Very wrong perception if it comes from the media.

This is the topic in a comedy forum.  Can you imagine it in a more serious venue?

Listening notNobody would listen.

I have a name for this “good white man” thing going around in Africa…but you will have to wait a few more weeks…until justice takes its course in the UK.


Lovin’ the ‘Other guy” news!

Iheart small artistic love this news story this morning…..

US Looks Into Police Militarization Claims 

Why do I love a simple news article in an era of what I see as overzealous, highly inflammatory, misleading, attention-seeking, media-induced ignorance?  Well, I thought you’d never ask.   Let me tell you.

I love it for all its refreshingly simple, genuine, and honest parts.  I love it because it is a tempered response to a concern of the people….without photos of bloody, military-style police actions against children to get my attention.

Therefore, it got my attention.  SONY DSC

The media is informing us that our concerns about the government handling of its policing role are being taken somewhat seriously.  In Kenya anyway, that never happened.  The people have learned, in fact, to be quiet and keep the peace when the traffic police stop you on the road and extract money from you to keep you out of the court.  You know from experience that if you take it to court, you will lose.  You pay the money.  Nothing more is ever discussed.  Laws are passed, people scream briefly about the injustice, but the status quo returns.

You wanna know why people on the other side of this big marble want to live here?  I will tell you first hand that is is emphatically NOT because of the wealth, though we do have what appears to be wealth to them (mostly debt-induced acquisitions, really).

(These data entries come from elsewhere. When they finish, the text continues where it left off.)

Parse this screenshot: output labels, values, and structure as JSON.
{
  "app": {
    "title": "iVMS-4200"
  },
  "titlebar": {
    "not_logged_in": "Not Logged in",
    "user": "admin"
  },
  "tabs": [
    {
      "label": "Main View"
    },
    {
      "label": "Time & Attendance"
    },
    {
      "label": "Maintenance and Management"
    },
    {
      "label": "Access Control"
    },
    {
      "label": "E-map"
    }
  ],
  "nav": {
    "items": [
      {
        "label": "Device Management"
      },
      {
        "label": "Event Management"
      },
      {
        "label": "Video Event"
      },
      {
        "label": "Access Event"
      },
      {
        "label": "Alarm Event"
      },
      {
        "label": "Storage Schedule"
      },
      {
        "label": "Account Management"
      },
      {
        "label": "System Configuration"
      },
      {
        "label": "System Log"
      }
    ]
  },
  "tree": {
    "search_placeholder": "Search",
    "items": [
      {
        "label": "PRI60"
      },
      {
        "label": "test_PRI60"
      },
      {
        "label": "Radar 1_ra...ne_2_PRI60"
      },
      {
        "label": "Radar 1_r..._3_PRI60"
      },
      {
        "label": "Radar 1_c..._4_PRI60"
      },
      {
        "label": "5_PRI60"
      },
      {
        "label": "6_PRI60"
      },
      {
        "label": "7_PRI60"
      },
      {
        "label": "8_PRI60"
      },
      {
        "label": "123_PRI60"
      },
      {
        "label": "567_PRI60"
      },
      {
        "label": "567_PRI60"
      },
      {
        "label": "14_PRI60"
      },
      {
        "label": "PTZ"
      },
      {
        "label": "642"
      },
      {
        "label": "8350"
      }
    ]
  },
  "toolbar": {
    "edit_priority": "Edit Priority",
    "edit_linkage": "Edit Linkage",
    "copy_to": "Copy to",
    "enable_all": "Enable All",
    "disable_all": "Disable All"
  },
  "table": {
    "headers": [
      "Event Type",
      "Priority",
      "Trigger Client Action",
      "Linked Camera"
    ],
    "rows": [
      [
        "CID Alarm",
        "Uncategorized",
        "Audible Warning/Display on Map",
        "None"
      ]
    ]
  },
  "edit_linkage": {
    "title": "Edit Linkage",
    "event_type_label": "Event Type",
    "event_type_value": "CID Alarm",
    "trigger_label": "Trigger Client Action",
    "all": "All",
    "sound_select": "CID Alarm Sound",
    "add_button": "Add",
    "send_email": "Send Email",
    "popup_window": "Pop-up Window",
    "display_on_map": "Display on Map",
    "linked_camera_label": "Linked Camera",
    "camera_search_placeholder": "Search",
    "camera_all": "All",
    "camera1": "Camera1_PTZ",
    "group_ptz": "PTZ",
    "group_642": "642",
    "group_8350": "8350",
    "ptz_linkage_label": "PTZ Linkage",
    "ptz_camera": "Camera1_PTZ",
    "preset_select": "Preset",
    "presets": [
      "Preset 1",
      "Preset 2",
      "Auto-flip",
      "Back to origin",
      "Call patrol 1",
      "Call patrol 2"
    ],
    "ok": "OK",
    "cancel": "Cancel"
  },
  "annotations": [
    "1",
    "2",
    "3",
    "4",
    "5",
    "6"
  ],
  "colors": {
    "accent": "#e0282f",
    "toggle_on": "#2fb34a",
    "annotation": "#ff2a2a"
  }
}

It is because the American people have compassion and individually give of themselves and their wealth, and the stereotype in East Africa is that Americans are good and caring people…individually.  beKind-landing-featureBob EvansThey help feed hungry mouths, they help clothe cold and naked bodies.  Forget “government” for a minute.  I am talking the individual people, like the grandma down the street or the missionary family across town or the grade school friend on Facebook.  On the eastern coast of the African continent, the mere color of your skin, a white “mzungu”, puts you into the general category of “kind and benevolent.”  But if you are American, your status elevates to one who cares and is very giving.  One whose country cares for its people.  That view comes into direct conflict, of course, with the thought that all Americans live lives consistent with the movie industry’s presentations.  Nonetheless, they know that if they are dying on a street and a “mzungu” approaches, God has spared them, and if an American, then all the more grace has been given them.  The touch of your hand upon the crown of their baby brings a lifetime of blessing to that child.  It is the ultimate gift in some of the outlying tribes really.

So, Cynthia, why does all of this matter with regard to that headline about militarization?

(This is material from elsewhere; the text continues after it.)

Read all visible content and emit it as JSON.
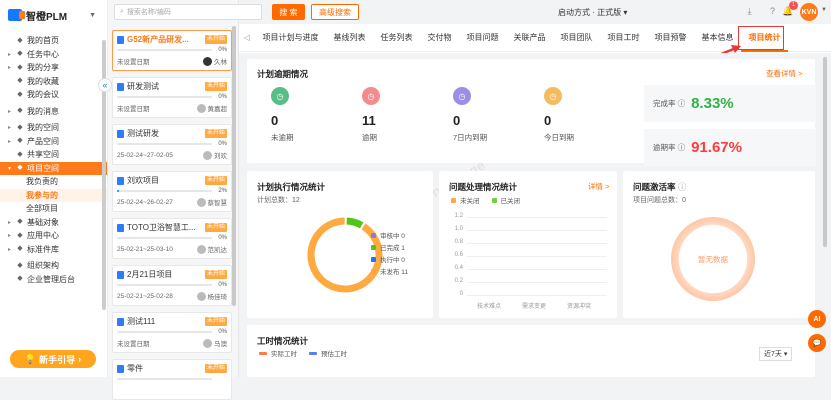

Well, dear reader, because….because this media headline is not screaming inflammatory social injustice.  It screams not one iota about “all” police everywhere extending their authority to hurt minorities.

What is says is this:  American people, your protest has caused them to at least believe there is an issue and look at it.

And you know what?  THAT headline is not in any American news outlet, at least not yet, and that is what makes it so beautiful to me.  CNN’s headline this morning: “REPORT: MH17 hit by high-energy objects”.   Fox News headline: US, European intelligence agencies race to track western ISIS fighters.”  See, in an American outlet, you could make the valid argument that it was being used to sway the American mindset to keep our own status quo.

Al_Jazeera_Media_NetworkBut this headline was found on Al Jazeera….the Muslim-leaning news outlet, eh….   Scary….

Where by many mid-west American accounts I’ve seen and heard around town and on Facebook anyway, the LAST thing they would want to do is try to keep the Americans believing in themselves and their government…yet there it sits, headlining the news this September 9th, 2014.  Inflammatory on my part, I know. 🙂